Chinook salmon (Oncorhynchus tshawytscha) exhibit many interesting life history traits. Some of the traits are well known to many of us in California’s Central Valley. For example, they are anadromous (adults migrate from the ocean to spawn within rivers, typically to the river where they were born), they are semelparous (spawn once, then die), and they display diversity in freshwater return run-timings (e.g., fall-, late-fall, winter-, and spring-run). Another interesting trait is their ability to reach spawning maturity at different ages. In Central Valley rivers, returning salmon can range in age from 2 to 5 years, with the most common ages being 3 and 4 year-old adults. In a given year, a portion of the returning salmon will be 2 year-olds, termed “grilse”, having only spent one year in the ocean before maturing. Grilse are overwhelmingly made up of males or “jacks” (female grilse are referred to as “jills”). Grilse are not unique to Chinook salmon, they are found in other salmonid species such as coho and Atlantic salmon.
Historically, the number of jacks returning in any given year has provided a general indication of the number of 3 and 4-year old Chinook expected to return in upcoming years. Thus, the Pacific Fishery Management Council uses this information to predict the annual Sacramento River fall-run Chinook (SRFC) abundance (i.e., Sacramento Index) for establishing ocean harvest quotas. However, beginning in 2009, the relationship between the number of jacks and expected returns of 3 and 4-year olds has shifted for SRFC, leading to over-predictions of abundance in recent forecasts (PFMC 2012). The number of SRFC jacks returning in 2011 was the largest on record resulting in jacks representing almost 50% of SRFC abundance, which is the highest percentage of jacks seen in the past few decades (Figure 1).
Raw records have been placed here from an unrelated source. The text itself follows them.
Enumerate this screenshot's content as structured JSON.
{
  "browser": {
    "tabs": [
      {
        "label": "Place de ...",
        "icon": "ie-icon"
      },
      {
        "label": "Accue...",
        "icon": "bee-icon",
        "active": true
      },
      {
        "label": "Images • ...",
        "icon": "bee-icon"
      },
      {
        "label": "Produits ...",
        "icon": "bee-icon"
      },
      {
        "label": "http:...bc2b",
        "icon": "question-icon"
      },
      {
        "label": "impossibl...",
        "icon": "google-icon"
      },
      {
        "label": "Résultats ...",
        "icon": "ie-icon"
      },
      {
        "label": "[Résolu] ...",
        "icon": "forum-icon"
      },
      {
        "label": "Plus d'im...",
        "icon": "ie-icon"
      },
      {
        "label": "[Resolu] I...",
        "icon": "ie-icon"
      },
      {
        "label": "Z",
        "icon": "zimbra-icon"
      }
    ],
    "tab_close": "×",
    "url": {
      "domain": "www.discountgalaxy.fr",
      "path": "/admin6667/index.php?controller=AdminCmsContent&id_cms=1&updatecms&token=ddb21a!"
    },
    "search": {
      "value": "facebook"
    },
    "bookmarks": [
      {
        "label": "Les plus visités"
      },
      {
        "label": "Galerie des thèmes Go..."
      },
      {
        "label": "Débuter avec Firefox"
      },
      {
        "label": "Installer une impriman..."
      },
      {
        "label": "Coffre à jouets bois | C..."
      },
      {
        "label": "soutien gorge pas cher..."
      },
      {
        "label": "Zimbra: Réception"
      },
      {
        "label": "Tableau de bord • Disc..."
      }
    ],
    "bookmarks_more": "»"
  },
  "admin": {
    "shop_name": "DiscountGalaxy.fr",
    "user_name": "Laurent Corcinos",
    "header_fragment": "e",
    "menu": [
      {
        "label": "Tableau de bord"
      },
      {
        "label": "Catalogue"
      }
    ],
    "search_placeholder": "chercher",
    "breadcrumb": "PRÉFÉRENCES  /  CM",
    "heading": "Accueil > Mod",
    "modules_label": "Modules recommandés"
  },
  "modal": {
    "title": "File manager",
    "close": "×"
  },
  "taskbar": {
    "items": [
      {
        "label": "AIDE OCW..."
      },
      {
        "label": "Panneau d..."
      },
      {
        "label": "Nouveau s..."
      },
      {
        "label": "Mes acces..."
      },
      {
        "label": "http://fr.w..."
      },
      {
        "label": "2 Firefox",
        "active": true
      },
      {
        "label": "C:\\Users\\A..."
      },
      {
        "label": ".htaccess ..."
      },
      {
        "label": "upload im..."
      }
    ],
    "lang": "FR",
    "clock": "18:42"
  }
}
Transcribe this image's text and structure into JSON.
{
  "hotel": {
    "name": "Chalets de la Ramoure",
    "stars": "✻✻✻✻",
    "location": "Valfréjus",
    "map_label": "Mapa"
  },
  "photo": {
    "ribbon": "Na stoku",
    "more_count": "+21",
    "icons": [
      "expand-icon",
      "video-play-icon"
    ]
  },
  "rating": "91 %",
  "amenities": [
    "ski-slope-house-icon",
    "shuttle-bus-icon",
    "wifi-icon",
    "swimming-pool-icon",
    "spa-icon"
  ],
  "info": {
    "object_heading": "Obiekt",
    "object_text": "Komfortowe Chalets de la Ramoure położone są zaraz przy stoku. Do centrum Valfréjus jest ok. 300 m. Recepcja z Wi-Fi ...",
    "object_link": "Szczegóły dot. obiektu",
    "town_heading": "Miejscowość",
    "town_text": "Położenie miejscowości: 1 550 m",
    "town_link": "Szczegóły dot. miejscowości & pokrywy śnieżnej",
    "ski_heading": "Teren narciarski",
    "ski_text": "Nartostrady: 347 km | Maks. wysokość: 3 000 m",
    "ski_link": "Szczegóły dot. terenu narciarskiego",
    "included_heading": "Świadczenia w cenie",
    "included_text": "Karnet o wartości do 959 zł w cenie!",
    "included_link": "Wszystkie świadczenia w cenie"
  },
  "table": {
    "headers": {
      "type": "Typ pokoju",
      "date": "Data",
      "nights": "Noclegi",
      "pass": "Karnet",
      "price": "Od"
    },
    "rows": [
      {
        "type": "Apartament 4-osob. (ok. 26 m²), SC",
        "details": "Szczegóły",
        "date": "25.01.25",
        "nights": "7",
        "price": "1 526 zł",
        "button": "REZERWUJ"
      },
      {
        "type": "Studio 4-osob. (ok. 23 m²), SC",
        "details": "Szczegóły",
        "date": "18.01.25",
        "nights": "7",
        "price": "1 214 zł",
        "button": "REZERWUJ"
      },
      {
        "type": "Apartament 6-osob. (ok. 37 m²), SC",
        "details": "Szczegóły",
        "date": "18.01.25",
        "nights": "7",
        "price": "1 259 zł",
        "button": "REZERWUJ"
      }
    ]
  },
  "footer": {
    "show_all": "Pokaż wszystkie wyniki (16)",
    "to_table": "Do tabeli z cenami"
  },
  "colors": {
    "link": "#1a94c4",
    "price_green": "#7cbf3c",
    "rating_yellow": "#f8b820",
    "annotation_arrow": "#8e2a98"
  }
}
In periods of increasing abundance of SRFC, the jacks will make up a larger portion of the SI than during the year before. The 2011 increase in jacks as a percentage of returning spawners can be partially, but not entirely explained by increasing overall abundance of SRFC (Figure 1). Other factors that may have contributed to this increase include their parental history and rearing environment, which can affect growth rates and age-at-maturation. In spawning experiments, younger returning males occurred from parental pairings of jacks mated with Age 4+ females compared to pairings of Age 4+ males with Age 4+ females (Hankin et al. 1993). This result may be due to the coupled influences of parental history on growth rates and subsequent growth rate influences on maturity rates. In research comparing growth rates of different parental pairings (Berijikian et al. 2011), the growth rates of offspring sired by jacks were consistently higher than those sired by older males. While this result may seem counterintuitive, it is consistent with many published studies. Individuals with higher growth rates, within a cohort of Chinook salmon (all offspring from a single year), are more likely to mature sooner (at younger ages) compared with individuals with lower growth rates (Ishida et al. 1998; Scheuerell 2005).
Biologists are working to understand the driving force behind these fluctuations in jack abundance, but whether the dramatic increase in percentage of jacks in 2011 is just a reflection of the increasing overall SRFC abundance, an effect of the proportion of jacks successfully mating, or is influenced by another environmental or biological factor, the unusually high percentage has our attention.